1 3 . 3 . 1 . T h e s li c e r gOcad provides two tools that you can view your model from inside. The slicer allows moving through the model and creates a sequence of sections parallel to the faces of the slicer box. The slicer can be found in the camera tool bar. First, you have to activate the slicer function by clicking on the icon slicer. Then, click on edit slicer and on one surface of the slicer box to define the slicing direction. Now, you can move through the model, if you keep the left mouse button pressed and move the mouse. The translation axis is displayed in yellow. If you dont see anything, click on reset slicer in the camera tool bar. The default slicing directions are parallel to the coordinate axis. If you want to change this, click on the rotate slicer icon and than on the slicer box and move it while pressing the left mouse button. The rotation axis is displayed in yellow. Finish the slicer mode by a second click on the slicer icon.

start and edit slicer: rotate slicer: reset finish slicer move through change slicing silcer the model direction

T ra ns la t io n ax is

Intersection plane

Fig. 13. c. The slicer is active. Upper right corner: the slicer icons 13.3.2.Crosssections You can produce and export cross sections projecting gOcad objects in a plane. First, we want to create a cross section correlating drilling holes.



Ge o c a n d o

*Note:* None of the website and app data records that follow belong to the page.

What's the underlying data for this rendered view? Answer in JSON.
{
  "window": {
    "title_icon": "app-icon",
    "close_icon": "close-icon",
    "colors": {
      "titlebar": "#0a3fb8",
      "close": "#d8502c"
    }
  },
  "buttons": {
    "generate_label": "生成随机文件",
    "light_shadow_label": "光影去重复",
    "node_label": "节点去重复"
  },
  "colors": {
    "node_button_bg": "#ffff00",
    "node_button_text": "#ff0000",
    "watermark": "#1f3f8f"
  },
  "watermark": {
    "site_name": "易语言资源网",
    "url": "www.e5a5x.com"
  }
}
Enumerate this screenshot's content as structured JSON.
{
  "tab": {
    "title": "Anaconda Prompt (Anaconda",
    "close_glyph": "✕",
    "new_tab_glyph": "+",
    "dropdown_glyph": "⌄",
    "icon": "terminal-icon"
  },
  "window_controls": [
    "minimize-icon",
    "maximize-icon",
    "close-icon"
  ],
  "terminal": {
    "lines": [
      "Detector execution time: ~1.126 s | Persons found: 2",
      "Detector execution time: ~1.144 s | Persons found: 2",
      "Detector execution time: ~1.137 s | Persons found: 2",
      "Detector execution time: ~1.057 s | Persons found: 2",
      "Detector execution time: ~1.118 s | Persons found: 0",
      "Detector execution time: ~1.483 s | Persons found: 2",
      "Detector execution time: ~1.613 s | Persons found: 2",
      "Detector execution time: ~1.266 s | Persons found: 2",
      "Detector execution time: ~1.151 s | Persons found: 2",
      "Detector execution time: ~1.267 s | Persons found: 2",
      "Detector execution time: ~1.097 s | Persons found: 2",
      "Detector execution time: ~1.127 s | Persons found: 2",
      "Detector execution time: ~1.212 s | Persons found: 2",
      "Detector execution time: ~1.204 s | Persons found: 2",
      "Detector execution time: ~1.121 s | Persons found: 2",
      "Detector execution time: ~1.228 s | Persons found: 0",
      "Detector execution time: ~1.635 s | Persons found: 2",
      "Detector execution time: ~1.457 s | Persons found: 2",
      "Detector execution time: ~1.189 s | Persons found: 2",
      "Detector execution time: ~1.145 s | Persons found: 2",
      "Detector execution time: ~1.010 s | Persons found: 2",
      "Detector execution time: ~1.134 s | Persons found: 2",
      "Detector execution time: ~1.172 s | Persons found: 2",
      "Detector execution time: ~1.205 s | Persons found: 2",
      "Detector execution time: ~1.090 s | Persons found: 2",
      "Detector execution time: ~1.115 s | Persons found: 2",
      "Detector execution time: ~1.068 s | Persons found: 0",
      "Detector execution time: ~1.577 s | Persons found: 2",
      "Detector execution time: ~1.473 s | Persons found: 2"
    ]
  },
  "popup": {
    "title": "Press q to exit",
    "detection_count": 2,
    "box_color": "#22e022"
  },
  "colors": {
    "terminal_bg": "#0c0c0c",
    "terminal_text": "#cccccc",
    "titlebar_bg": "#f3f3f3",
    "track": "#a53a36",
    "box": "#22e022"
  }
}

Object panel cross section right click New From digitized polyline Digitize the cross section line When you press the right mouse button for finishing the line, the cross section view is created. On the left side of the window, you see the object panel. Pick those objects you want to see in the cross section. You can also display the pillars. At the right side of the window, you can see the cross section toolbar with icons similar to the other gOcad toolbars. Click on global view to show the whole cross section. You can choose various zoom options to display a part of the cross section: the box zoom and the strip zoom, you may show or hide the grid. If you click on one object in the object panel, a Quick Edit Bar appears at the bottom of the window and you can edit the layout of the object. You can create a cross section showing one horizon in one color, if you tick the solid painting option. Finally, you can display colorcoded properties. The cross section can be exported by clicking on the export as file icon in the cross section toolbar. If you close the cross section window, you see the location of the section in the 3D camera.

Geocando is an open source 3D viewer. The program is tailor-made for loading data produced in gOcad, this means your client can view gOcad objects without owning a gOcad lisence, but since Geocando is a pure viewer, he cannot change the original data. Geocando was developed by Manuel Feige, a geoinformatics student in Freiberg, and is still developed in diploma and bachelor thesis. The Geocando software and user guide can be downloaded from Open Geocando by clicking on Start Alle Programme Geocando Geocando can only load gOcad objects, but no project files. The objects can be merged as Geocando projects. File Add data sgrid\objects Select file type: gOcad Load the surfaces Top_surface, bottom_surface and an SGrid! The layout of the objects is edited in the style folder, the layout of propertries is edited in the property folder. The objects and visualisation settings are saved with File save project

13.5. 3DPDFs
gOcad objects can be saved as 3D PDFs with the software Acrobat Pro Extended after making a screenschot. These PDFs can be included in PowerPoint presentations and the view direction is modified with the mouse.